The 1940s were a busy time for the Catholic Worker movement and the periodical offers a clear record of that. World War II was, as it was across the United States, a major part of the first half of the decade for the Catholic Worker. The Catholic Worker frequently acted as a voice for peace and for ending the draft. With the end of the WWII, the Catholic Worker began to decry the emergence of nuclear weapons and would regularly mourn the mass deaths at Hiroshima and Nagasaki. The call for the elimination of nuclear weapons would become a regular feature of the Catholic Worker into the future. The decade would end with the deaths of its co-founder Peter Maurin but the Catholic Worker would continue to work to keep his legacy alive for decades to come.
Common elements of the Catholic Worker during the 1940s were the personal reflections of Dorothy and the "Easy Essays," poems written by Peter Maurin. Another regular contribution from Peter Maurin were his writings about what was happening at his farm.
Dropping of the Atomic Bomb- August 6, 1945

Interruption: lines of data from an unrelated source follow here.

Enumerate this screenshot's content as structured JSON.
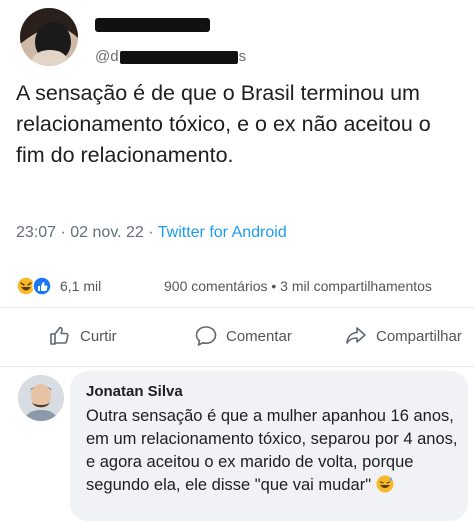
{
  "tweet": {
    "handle_prefix": "@d",
    "handle_suffix": "s",
    "text": "A sensação é de que o Brasil terminou um relacionamento tóxico, e o ex não aceitou o fim do relacionamento.",
    "time": "23:07",
    "dot1": "·",
    "date": "02 nov. 22",
    "dot2": "·",
    "source": "Twitter for Android"
  },
  "stats": {
    "reactions_count": "6,1 mil",
    "comments_shares": "900 comentários • 3 mil compartilhamentos"
  },
  "actions": {
    "like": "Curtir",
    "comment": "Comentar",
    "share": "Compartilhar"
  },
  "comment": {
    "author": "Jonatan Silva",
    "text": "Outra sensação é que a mulher apanhou 16 anos, em um relacionamento tóxico, separou por 4 anos, e agora aceitou o ex marido de volta, porque segundo ela, ele disse \"que vai mudar\""
  },
  "colors": {
    "source_link": "#1d9bf0",
    "meta_text": "#62707a",
    "bubble_bg": "#f0f2f5"
  },
  "icons": [
    "haha-reaction-icon",
    "like-reaction-icon",
    "thumb-up-icon",
    "speech-bubble-icon",
    "share-arrow-icon",
    "grinning-sweat-emoji"
  ]
}
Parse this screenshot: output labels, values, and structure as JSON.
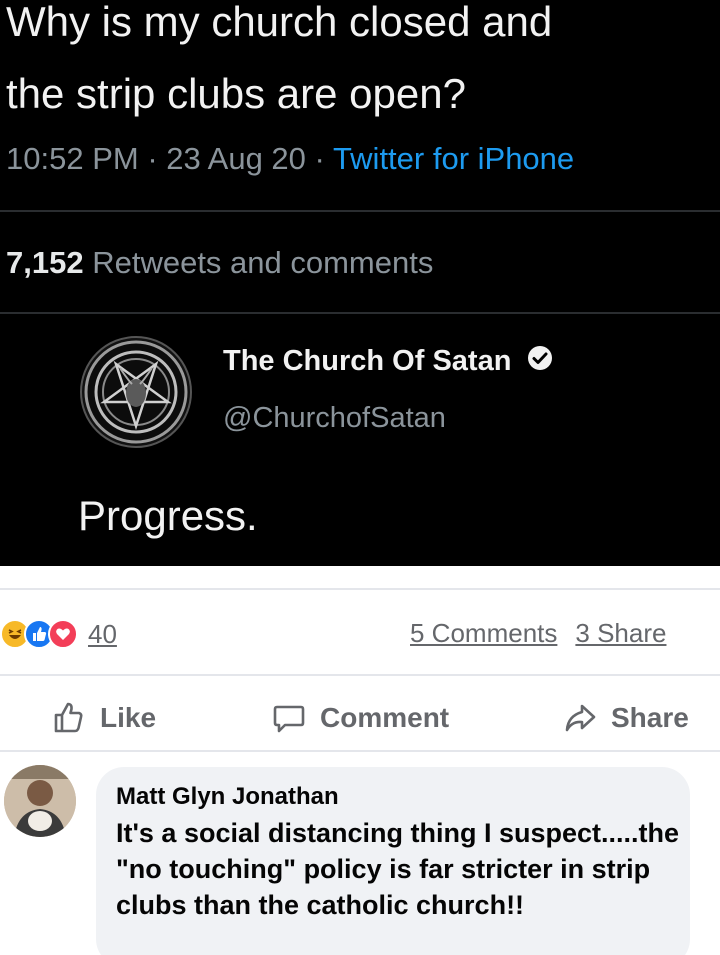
{
  "tweet": {
    "text_line1": "Why is my church closed and",
    "text_line2": "the strip clubs are open?",
    "time": "10:52 PM",
    "date": "23 Aug 20",
    "separator": "·",
    "source": "Twitter for iPhone",
    "retweets_count": "7,152",
    "retweets_label": "Retweets and comments",
    "source_color": "#1d9bf0"
  },
  "quote": {
    "name": "The Church Of Satan",
    "handle": "@ChurchofSatan",
    "text": "Progress.",
    "avatar_icon": "sigil-of-baphomet-icon",
    "verified_icon": "verified-badge-icon"
  },
  "post": {
    "reaction_icons": [
      "haha-reaction-icon",
      "like-reaction-icon",
      "love-reaction-icon"
    ],
    "reaction_count": "40",
    "comments_count": "5 Comments",
    "shares_count": "3 Share",
    "actions": {
      "like": "Like",
      "comment": "Comment",
      "share": "Share"
    }
  },
  "comment": {
    "author": "Matt Glyn Jonathan",
    "text": "It's a social distancing thing I suspect.....the \"no touching\" policy is far stricter in strip clubs than the catholic church!!"
  }
}
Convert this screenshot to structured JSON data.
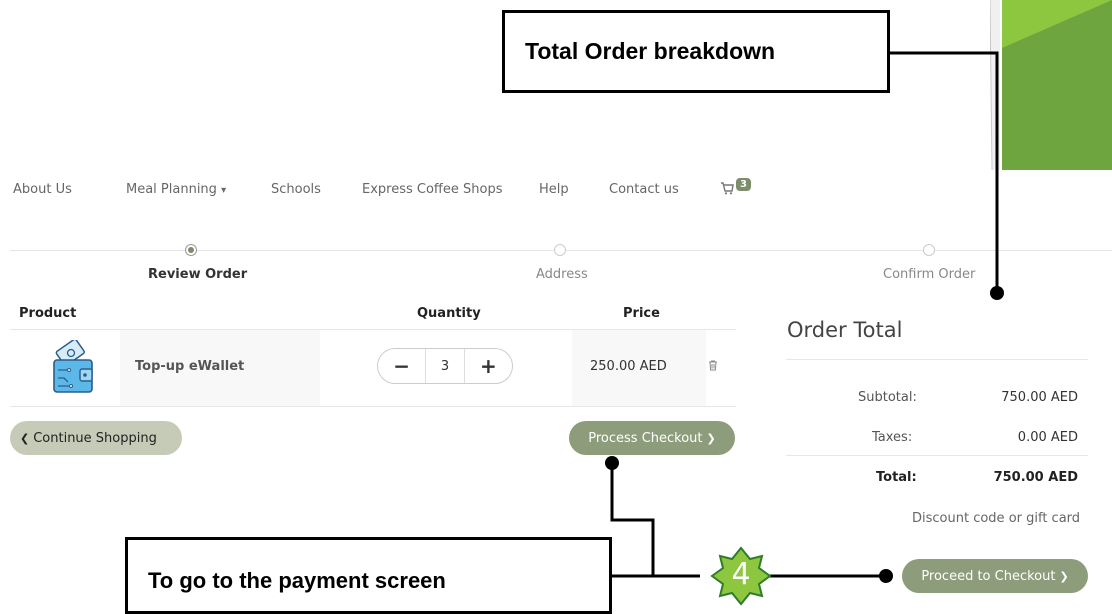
{
  "callouts": {
    "top": "Total Order breakdown",
    "bottom": "To go to the payment screen",
    "step_number": "4"
  },
  "nav": {
    "items": [
      "About Us",
      "Meal Planning",
      "Schools",
      "Express Coffee Shops",
      "Help",
      "Contact us"
    ],
    "meal_planning_caret": "▾",
    "cart_icon": "cart-icon",
    "cart_count": "3"
  },
  "steps": [
    "Review Order",
    "Address",
    "Confirm Order"
  ],
  "table": {
    "headers": [
      "Product",
      "Quantity",
      "Price"
    ],
    "rows": [
      {
        "name": "Top-up eWallet",
        "icon": "wallet-icon",
        "quantity": "3",
        "price": "250.00 AED"
      }
    ]
  },
  "buttons": {
    "continue": "Continue Shopping",
    "continue_icon": "❮",
    "process": "Process Checkout",
    "process_icon": "❯",
    "minus": "−",
    "plus": "+",
    "trash_icon": "🗑"
  },
  "order_total": {
    "title": "Order Total",
    "subtotal_label": "Subtotal:",
    "subtotal_value": "750.00 AED",
    "taxes_label": "Taxes:",
    "taxes_value": "0.00 AED",
    "total_label": "Total:",
    "total_value": "750.00 AED",
    "discount": "Discount code or gift card",
    "proceed": "Proceed to Checkout",
    "proceed_icon": "❯"
  },
  "colors": {
    "accent": "#8d9c7a",
    "accent_light": "#c5cbb7",
    "callout_star": "#8dc63f",
    "slide_green": "#70a841"
  }
}
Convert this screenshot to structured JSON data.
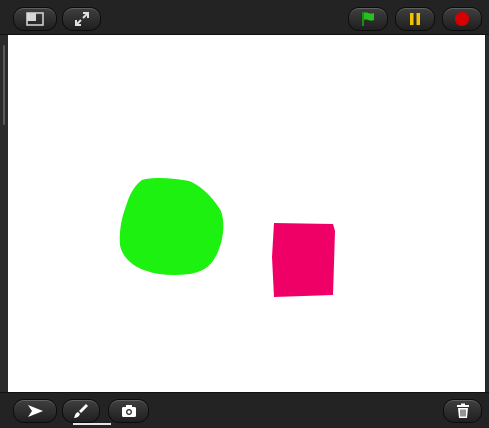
{
  "toolbar_top": {
    "left_buttons": [
      {
        "name": "layout-toggle-button",
        "icon": "stage-layout-icon"
      },
      {
        "name": "fullscreen-button",
        "icon": "expand-arrows-icon"
      }
    ],
    "right_buttons": [
      {
        "name": "green-flag-button",
        "icon": "green-flag-icon",
        "color": "#26c11f"
      },
      {
        "name": "pause-button",
        "icon": "pause-icon",
        "color": "#f4c200"
      },
      {
        "name": "stop-button",
        "icon": "red-circle-icon",
        "color": "#d60000"
      }
    ]
  },
  "stage": {
    "background": "#ffffff",
    "sprites": [
      {
        "name": "green-circle-sprite",
        "shape": "blob",
        "color": "#1cf10f"
      },
      {
        "name": "pink-rectangle-sprite",
        "shape": "rectangle",
        "color": "#ee0067"
      }
    ]
  },
  "toolbar_bottom": {
    "buttons": [
      {
        "name": "select-tool-button",
        "icon": "arrow-pointer-icon"
      },
      {
        "name": "paint-tool-button",
        "icon": "paintbrush-icon",
        "selected": true
      },
      {
        "name": "camera-button",
        "icon": "camera-icon"
      },
      {
        "name": "delete-button",
        "icon": "trash-icon"
      }
    ]
  }
}
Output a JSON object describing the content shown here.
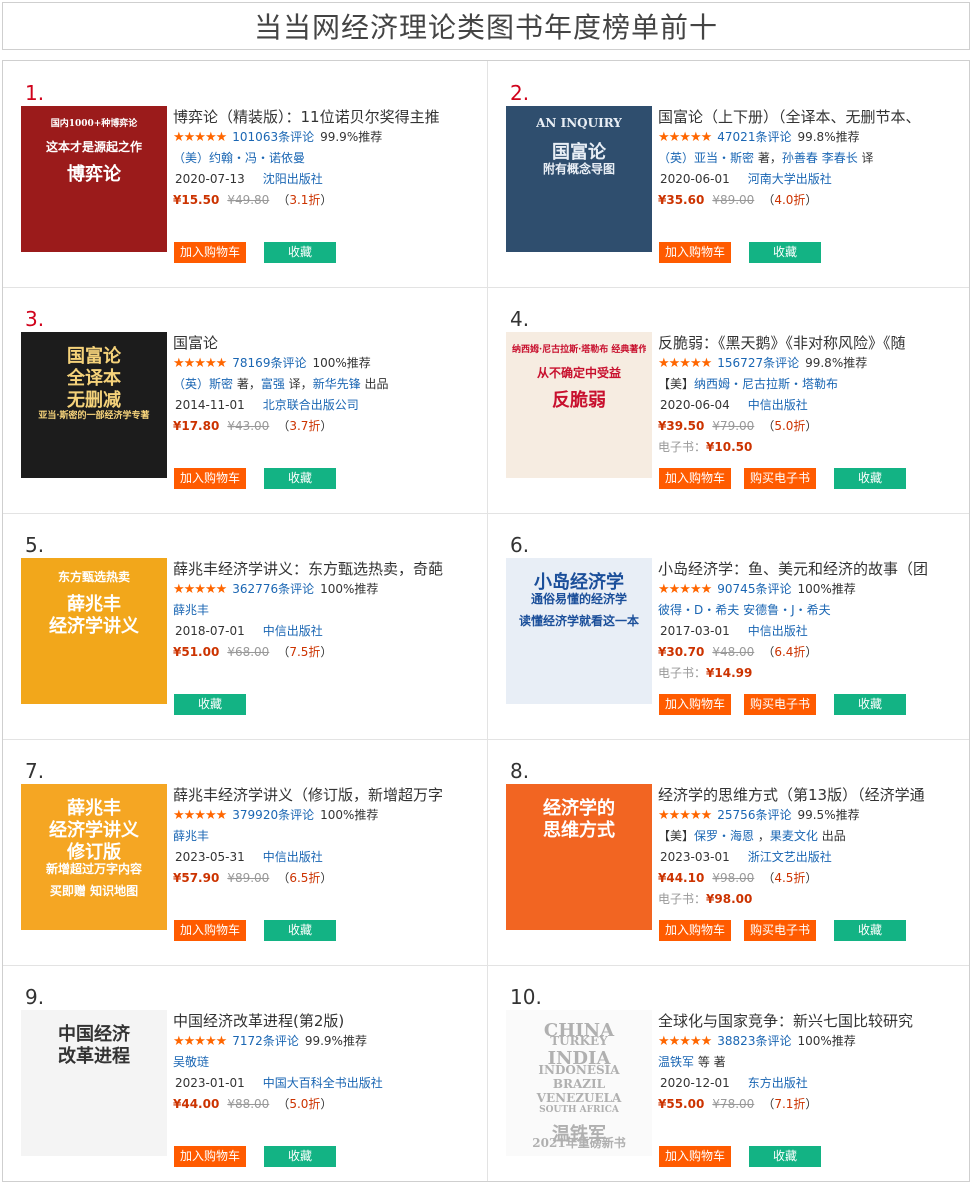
{
  "page_title": "当当网经济理论类图书年度榜单前十",
  "labels": {
    "add_cart": "加入购物车",
    "favorite": "收藏",
    "buy_ebook": "购买电子书",
    "ebook_prefix": "电子书：",
    "discount_open": "（",
    "discount_close": "）"
  },
  "colors": {
    "cart": "#ff5b00",
    "favorite": "#13b384",
    "price": "#cc3300",
    "link": "#1a66b3",
    "rank_top": "#d0021b"
  },
  "books": [
    {
      "rank": "1.",
      "title": "博弈论（精装版）：11位诺贝尔奖得主推",
      "stars": "★★★★★",
      "reviews": "101063条评论",
      "recommend": "99.9%推荐",
      "author_parts": [
        "（美）约翰・冯・诺依曼"
      ],
      "date": "2020-07-13",
      "publisher": "沈阳出版社",
      "price": "¥15.50",
      "orig_price": "¥49.80",
      "discount": "3.1折",
      "ebook_price": null,
      "cover_lines": [
        "国内1000+种博弈论",
        "这本才是源起之作",
        "博弈论"
      ]
    },
    {
      "rank": "2.",
      "title": "国富论（上下册）（全译本、无删节本、",
      "stars": "★★★★★",
      "reviews": "47021条评论",
      "recommend": "99.8%推荐",
      "author_parts": [
        "（英）亚当・斯密",
        " 著，",
        "孙善春",
        " ",
        "李春长",
        " 译"
      ],
      "date": "2020-06-01",
      "publisher": "河南大学出版社",
      "price": "¥35.60",
      "orig_price": "¥89.00",
      "discount": "4.0折",
      "ebook_price": null,
      "cover_lines": [
        "AN INQUIRY",
        "国富论",
        "附有概念导图"
      ]
    },
    {
      "rank": "3.",
      "title": "国富论",
      "stars": "★★★★★",
      "reviews": "78169条评论",
      "recommend": "100%推荐",
      "author_parts": [
        "（英）斯密",
        " 著，",
        "富强",
        " 译，",
        "新华先锋",
        " 出品"
      ],
      "date": "2014-11-01",
      "publisher": "北京联合出版公司",
      "price": "¥17.80",
      "orig_price": "¥43.00",
      "discount": "3.7折",
      "ebook_price": null,
      "cover_lines": [
        "国富论",
        "全译本",
        "无删减",
        "亚当·斯密的一部经济学专著"
      ]
    },
    {
      "rank": "4.",
      "title": "反脆弱：《黑天鹅》《非对称风险》《随",
      "stars": "★★★★★",
      "reviews": "156727条评论",
      "recommend": "99.8%推荐",
      "author_parts": [
        "【美】",
        "纳西姆・尼古拉斯・塔勒布"
      ],
      "date": "2020-06-04",
      "publisher": "中信出版社",
      "price": "¥39.50",
      "orig_price": "¥79.00",
      "discount": "5.0折",
      "ebook_price": "¥10.50",
      "cover_lines": [
        "纳西姆·尼古拉斯·塔勒布 经典著作",
        "从不确定中受益",
        "反脆弱"
      ]
    },
    {
      "rank": "5.",
      "title": "薛兆丰经济学讲义：东方甄选热卖，奇葩",
      "stars": "★★★★★",
      "reviews": "362776条评论",
      "recommend": "100%推荐",
      "author_parts": [
        "薛兆丰"
      ],
      "date": "2018-07-01",
      "publisher": "中信出版社",
      "price": "¥51.00",
      "orig_price": "¥68.00",
      "discount": "7.5折",
      "ebook_price": null,
      "cover_lines": [
        "东方甄选热卖",
        "薛兆丰",
        "经济学讲义"
      ]
    },
    {
      "rank": "6.",
      "title": "小岛经济学：鱼、美元和经济的故事（团",
      "stars": "★★★★★",
      "reviews": "90745条评论",
      "recommend": "100%推荐",
      "author_parts": [
        "彼得・D・希夫",
        " ",
        "安德鲁・J・希夫"
      ],
      "date": "2017-03-01",
      "publisher": "中信出版社",
      "price": "¥30.70",
      "orig_price": "¥48.00",
      "discount": "6.4折",
      "ebook_price": "¥14.99",
      "cover_lines": [
        "小岛经济学",
        "通俗易懂的经济学",
        "读懂经济学就看这一本"
      ]
    },
    {
      "rank": "7.",
      "title": "薛兆丰经济学讲义（修订版，新增超万字",
      "stars": "★★★★★",
      "reviews": "379920条评论",
      "recommend": "100%推荐",
      "author_parts": [
        "薛兆丰"
      ],
      "date": "2023-05-31",
      "publisher": "中信出版社",
      "price": "¥57.90",
      "orig_price": "¥89.00",
      "discount": "6.5折",
      "ebook_price": null,
      "cover_lines": [
        "薛兆丰",
        "经济学讲义",
        "修订版",
        "新增超过万字内容",
        "买即赠 知识地图"
      ]
    },
    {
      "rank": "8.",
      "title": "经济学的思维方式（第13版）（经济学通",
      "stars": "★★★★★",
      "reviews": "25756条评论",
      "recommend": "99.5%推荐",
      "author_parts": [
        "【美】",
        "保罗・海恩",
        " ，",
        "果麦文化",
        " 出品"
      ],
      "date": "2023-03-01",
      "publisher": "浙江文艺出版社",
      "price": "¥44.10",
      "orig_price": "¥98.00",
      "discount": "4.5折",
      "ebook_price": "¥98.00",
      "cover_lines": [
        "经济学的",
        "思维方式"
      ]
    },
    {
      "rank": "9.",
      "title": "中国经济改革进程(第2版)",
      "stars": "★★★★★",
      "reviews": "7172条评论",
      "recommend": "99.9%推荐",
      "author_parts": [
        "吴敬琏"
      ],
      "date": "2023-01-01",
      "publisher": "中国大百科全书出版社",
      "price": "¥44.00",
      "orig_price": "¥88.00",
      "discount": "5.0折",
      "ebook_price": null,
      "cover_lines": [
        "中国经济",
        "改革进程"
      ]
    },
    {
      "rank": "10.",
      "title": "全球化与国家竞争：新兴七国比较研究",
      "stars": "★★★★★",
      "reviews": "38823条评论",
      "recommend": "100%推荐",
      "author_parts": [
        "温铁军",
        " 等 著"
      ],
      "date": "2020-12-01",
      "publisher": "东方出版社",
      "price": "¥55.00",
      "orig_price": "¥78.00",
      "discount": "7.1折",
      "ebook_price": null,
      "cover_lines": [
        "CHINA",
        "TURKEY",
        "INDIA",
        "INDONESIA",
        "BRAZIL",
        "VENEZUELA",
        "SOUTH AFRICA",
        "温铁军",
        "2021年重磅新书"
      ]
    }
  ]
}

Assassination of Mathatma Gandhi - January 30, 1948
Death of Peter Maurin - May 15th 1949